* _AIM OF THE EXERCISE_
Write out all of the records, keeping each one exactly as written.

* _THE RECORDS_

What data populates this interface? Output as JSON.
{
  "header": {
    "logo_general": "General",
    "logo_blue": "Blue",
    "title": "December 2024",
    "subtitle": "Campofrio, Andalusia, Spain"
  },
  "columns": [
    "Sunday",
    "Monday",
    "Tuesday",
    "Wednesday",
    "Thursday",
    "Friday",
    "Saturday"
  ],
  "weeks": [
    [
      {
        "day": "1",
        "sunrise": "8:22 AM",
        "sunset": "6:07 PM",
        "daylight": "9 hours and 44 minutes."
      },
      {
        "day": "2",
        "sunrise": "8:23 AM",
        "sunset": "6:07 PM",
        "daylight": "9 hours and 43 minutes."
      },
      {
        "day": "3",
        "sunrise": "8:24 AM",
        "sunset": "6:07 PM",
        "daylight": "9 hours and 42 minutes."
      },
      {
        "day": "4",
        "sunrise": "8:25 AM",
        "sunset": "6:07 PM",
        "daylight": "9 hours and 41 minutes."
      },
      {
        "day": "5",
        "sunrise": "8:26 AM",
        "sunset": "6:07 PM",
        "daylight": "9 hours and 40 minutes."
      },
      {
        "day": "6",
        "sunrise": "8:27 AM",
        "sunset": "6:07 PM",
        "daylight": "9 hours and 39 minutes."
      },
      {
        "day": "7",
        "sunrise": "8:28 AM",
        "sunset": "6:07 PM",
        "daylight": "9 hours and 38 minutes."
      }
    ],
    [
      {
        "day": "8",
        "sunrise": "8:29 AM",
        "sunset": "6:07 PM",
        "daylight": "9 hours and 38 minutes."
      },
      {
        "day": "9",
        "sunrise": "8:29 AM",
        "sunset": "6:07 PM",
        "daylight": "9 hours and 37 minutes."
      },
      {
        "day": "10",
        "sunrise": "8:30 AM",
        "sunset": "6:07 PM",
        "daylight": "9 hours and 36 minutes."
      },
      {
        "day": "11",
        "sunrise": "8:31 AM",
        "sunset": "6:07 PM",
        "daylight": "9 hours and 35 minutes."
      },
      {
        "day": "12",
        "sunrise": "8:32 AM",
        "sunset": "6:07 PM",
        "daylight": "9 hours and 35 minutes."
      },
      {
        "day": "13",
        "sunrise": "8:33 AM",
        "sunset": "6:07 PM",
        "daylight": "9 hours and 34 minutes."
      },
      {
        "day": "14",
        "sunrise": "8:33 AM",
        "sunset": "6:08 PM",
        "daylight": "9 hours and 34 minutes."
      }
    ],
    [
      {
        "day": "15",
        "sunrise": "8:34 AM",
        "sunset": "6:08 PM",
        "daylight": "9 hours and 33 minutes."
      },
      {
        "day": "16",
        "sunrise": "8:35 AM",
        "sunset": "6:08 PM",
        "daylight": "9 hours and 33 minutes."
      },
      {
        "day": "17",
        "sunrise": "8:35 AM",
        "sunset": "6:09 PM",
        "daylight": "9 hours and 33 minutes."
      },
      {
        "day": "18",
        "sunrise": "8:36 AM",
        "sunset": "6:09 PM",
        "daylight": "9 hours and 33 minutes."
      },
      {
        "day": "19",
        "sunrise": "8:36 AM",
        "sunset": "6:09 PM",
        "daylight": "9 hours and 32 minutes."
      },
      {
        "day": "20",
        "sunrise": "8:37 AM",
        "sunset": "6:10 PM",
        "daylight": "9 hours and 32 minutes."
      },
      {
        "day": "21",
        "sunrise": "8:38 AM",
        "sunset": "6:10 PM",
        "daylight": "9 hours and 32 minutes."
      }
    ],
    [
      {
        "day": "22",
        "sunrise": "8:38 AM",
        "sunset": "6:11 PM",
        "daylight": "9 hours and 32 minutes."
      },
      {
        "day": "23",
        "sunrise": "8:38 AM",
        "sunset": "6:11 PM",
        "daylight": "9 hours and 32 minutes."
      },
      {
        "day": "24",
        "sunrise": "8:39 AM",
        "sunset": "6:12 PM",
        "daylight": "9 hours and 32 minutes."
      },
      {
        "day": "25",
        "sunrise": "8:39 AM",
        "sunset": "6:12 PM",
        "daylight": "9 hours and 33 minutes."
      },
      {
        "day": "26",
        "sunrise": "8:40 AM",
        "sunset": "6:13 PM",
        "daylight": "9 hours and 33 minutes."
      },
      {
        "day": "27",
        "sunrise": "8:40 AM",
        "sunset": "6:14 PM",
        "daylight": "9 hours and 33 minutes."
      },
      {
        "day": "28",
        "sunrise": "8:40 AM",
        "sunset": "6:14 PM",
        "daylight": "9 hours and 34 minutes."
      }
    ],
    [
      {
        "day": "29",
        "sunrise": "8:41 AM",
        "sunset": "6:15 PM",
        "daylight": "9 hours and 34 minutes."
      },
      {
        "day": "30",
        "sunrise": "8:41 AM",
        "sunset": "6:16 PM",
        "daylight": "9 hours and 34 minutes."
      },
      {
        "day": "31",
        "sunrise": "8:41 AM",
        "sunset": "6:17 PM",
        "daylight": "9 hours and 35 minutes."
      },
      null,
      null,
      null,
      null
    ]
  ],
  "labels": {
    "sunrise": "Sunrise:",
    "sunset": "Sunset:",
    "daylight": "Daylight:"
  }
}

* _EXERCISE OUTPUT_
What data populates this interface? Output as JSON.
{
  "header": {
    "logo_general": "General",
    "logo_blue": "Blue",
    "title": "December 2024",
    "subtitle": "Campofrio, Andalusia, Spain"
  },
  "columns": [
    "Sunday",
    "Monday",
    "Tuesday",
    "Wednesday",
    "Thursday",
    "Friday",
    "Saturday"
  ],
  "weeks": [
    [
      {
        "day": "1",
        "sunrise": "8:22 AM",
        "sunset": "6:07 PM",
        "daylight": "9 hours and 44 minutes."
      },
      {
        "day": "2",
        "sunrise": "8:23 AM",
        "sunset": "6:07 PM",
        "daylight": "9 hours and 43 minutes."
      },
      {
        "day": "3",
        "sunrise": "8:24 AM",
        "sunset": "6:07 PM",
        "daylight": "9 hours and 42 minutes."
      },
      {
        "day": "4",
        "sunrise": "8:25 AM",
        "sunset": "6:07 PM",
        "daylight": "9 hours and 41 minutes."
      },
      {
        "day": "5",
        "sunrise": "8:26 AM",
        "sunset": "6:07 PM",
        "daylight": "9 hours and 40 minutes."
      },
      {
        "day": "6",
        "sunrise": "8:27 AM",
        "sunset": "6:07 PM",
        "daylight": "9 hours and 39 minutes."
      },
      {
        "day": "7",
        "sunrise": "8:28 AM",
        "sunset": "6:07 PM",
        "daylight": "9 hours and 38 minutes."
      }
    ],
    [
      {
        "day": "8",
        "sunrise": "8:29 AM",
        "sunset": "6:07 PM",
        "daylight": "9 hours and 38 minutes."
      },
      {
        "day": "9",
        "sunrise": "8:29 AM",
        "sunset": "6:07 PM",
        "daylight": "9 hours and 37 minutes."
      },
      {
        "day": "10",
        "sunrise": "8:30 AM",
        "sunset": "6:07 PM",
        "daylight": "9 hours and 36 minutes."
      },
      {
        "day": "11",
        "sunrise": "8:31 AM",
        "sunset": "6:07 PM",
        "daylight": "9 hours and 35 minutes."
      },
      {
        "day": "12",
        "sunrise": "8:32 AM",
        "sunset": "6:07 PM",
        "daylight": "9 hours and 35 minutes."
      },
      {
        "day": "13",
        "sunrise": "8:33 AM",
        "sunset": "6:07 PM",
        "daylight": "9 hours and 34 minutes."
      },
      {
        "day": "14",
        "sunrise": "8:33 AM",
        "sunset": "6:08 PM",
        "daylight": "9 hours and 34 minutes."
      }
    ],
    [
      {
        "day": "15",
        "sunrise": "8:34 AM",
        "sunset": "6:08 PM",
        "daylight": "9 hours and 33 minutes."
      },
      {
        "day": "16",
        "sunrise": "8:35 AM",
        "sunset": "6:08 PM",
        "daylight": "9 hours and 33 minutes."
      },
      {
        "day": "17",
        "sunrise": "8:35 AM",
        "sunset": "6:09 PM",
        "daylight": "9 hours and 33 minutes."
      },
      {
        "day": "18",
        "sunrise": "8:36 AM",
        "sunset": "6:09 PM",
        "daylight": "9 hours and 33 minutes."
      },
      {
        "day": "19",
        "sunrise": "8:36 AM",
        "sunset": "6:09 PM",
        "daylight": "9 hours and 32 minutes."
      },
      {
        "day": "20",
        "sunrise": "8:37 AM",
        "sunset": "6:10 PM",
        "daylight": "9 hours and 32 minutes."
      },
      {
        "day": "21",
        "sunrise": "8:38 AM",
        "sunset": "6:10 PM",
        "daylight": "9 hours and 32 minutes."
      }
    ],
    [
      {
        "day": "22",
        "sunrise": "8:38 AM",
        "sunset": "6:11 PM",
        "daylight": "9 hours and 32 minutes."
      },
      {
        "day": "23",
        "sunrise": "8:38 AM",
        "sunset": "6:11 PM",
        "daylight": "9 hours and 32 minutes."
      },
      {
        "day": "24",
        "sunrise": "8:39 AM",
        "sunset": "6:12 PM",
        "daylight": "9 hours and 32 minutes."
      },
      {
        "day": "25",
        "sunrise": "8:39 AM",
        "sunset": "6:12 PM",
        "daylight": "9 hours and 33 minutes."
      },
      {
        "day": "26",
        "sunrise": "8:40 AM",
        "sunset": "6:13 PM",
        "daylight": "9 hours and 33 minutes."
      },
      {
        "day": "27",
        "sunrise": "8:40 AM",
        "sunset": "6:14 PM",
        "daylight": "9 hours and 33 minutes."
      },
      {
        "day": "28",
        "sunrise": "8:40 AM",
        "sunset": "6:14 PM",
        "daylight": "9 hours and 34 minutes."
      }
    ],
    [
      {
        "day": "29",
        "sunrise": "8:41 AM",
        "sunset": "6:15 PM",
        "daylight": "9 hours and 34 minutes."
      },
      {
        "day": "30",
        "sunrise": "8:41 AM",
        "sunset": "6:16 PM",
        "daylight": "9 hours and 34 minutes."
      },
      {
        "day": "31",
        "sunrise": "8:41 AM",
        "sunset": "6:17 PM",
        "daylight": "9 hours and 35 minutes."
      },
      null,
      null,
      null,
      null
    ]
  ],
  "labels": {
    "sunrise": "Sunrise:",
    "sunset": "Sunset:",
    "daylight": "Daylight:"
  }
}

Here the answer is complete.